▸ **Instructions for the task**
Copy out the entries that follow. Leave none out.

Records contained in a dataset
○ ○ ○ ○

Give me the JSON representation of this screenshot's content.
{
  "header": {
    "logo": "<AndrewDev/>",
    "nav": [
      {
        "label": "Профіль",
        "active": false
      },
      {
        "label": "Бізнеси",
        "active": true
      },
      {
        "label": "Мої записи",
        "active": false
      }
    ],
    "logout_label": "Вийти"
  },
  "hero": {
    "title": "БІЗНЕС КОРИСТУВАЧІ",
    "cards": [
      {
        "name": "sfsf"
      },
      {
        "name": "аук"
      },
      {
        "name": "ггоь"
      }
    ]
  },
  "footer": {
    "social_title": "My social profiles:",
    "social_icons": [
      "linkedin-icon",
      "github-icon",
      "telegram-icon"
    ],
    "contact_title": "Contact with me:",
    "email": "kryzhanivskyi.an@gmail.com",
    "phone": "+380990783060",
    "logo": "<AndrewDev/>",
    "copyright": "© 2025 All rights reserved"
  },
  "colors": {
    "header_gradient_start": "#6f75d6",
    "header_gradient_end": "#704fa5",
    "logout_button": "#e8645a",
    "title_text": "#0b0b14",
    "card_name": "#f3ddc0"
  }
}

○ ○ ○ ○

▸ **Answer for this exercise**
Give me the JSON representation of this screenshot's content.
{
  "header": {
    "logo": "<AndrewDev/>",
    "nav": [
      {
        "label": "Профіль",
        "active": false
      },
      {
        "label": "Бізнеси",
        "active": true
      },
      {
        "label": "Мої записи",
        "active": false
      }
    ],
    "logout_label": "Вийти"
  },
  "hero": {
    "title": "БІЗНЕС КОРИСТУВАЧІ",
    "cards": [
      {
        "name": "sfsf"
      },
      {
        "name": "аук"
      },
      {
        "name": "ггоь"
      }
    ]
  },
  "footer": {
    "social_title": "My social profiles:",
    "social_icons": [
      "linkedin-icon",
      "github-icon",
      "telegram-icon"
    ],
    "contact_title": "Contact with me:",
    "email": "kryzhanivskyi.an@gmail.com",
    "phone": "+380990783060",
    "logo": "<AndrewDev/>",
    "copyright": "© 2025 All rights reserved"
  },
  "colors": {
    "header_gradient_start": "#6f75d6",
    "header_gradient_end": "#704fa5",
    "logout_button": "#e8645a",
    "title_text": "#0b0b14",
    "card_name": "#f3ddc0"
  }
}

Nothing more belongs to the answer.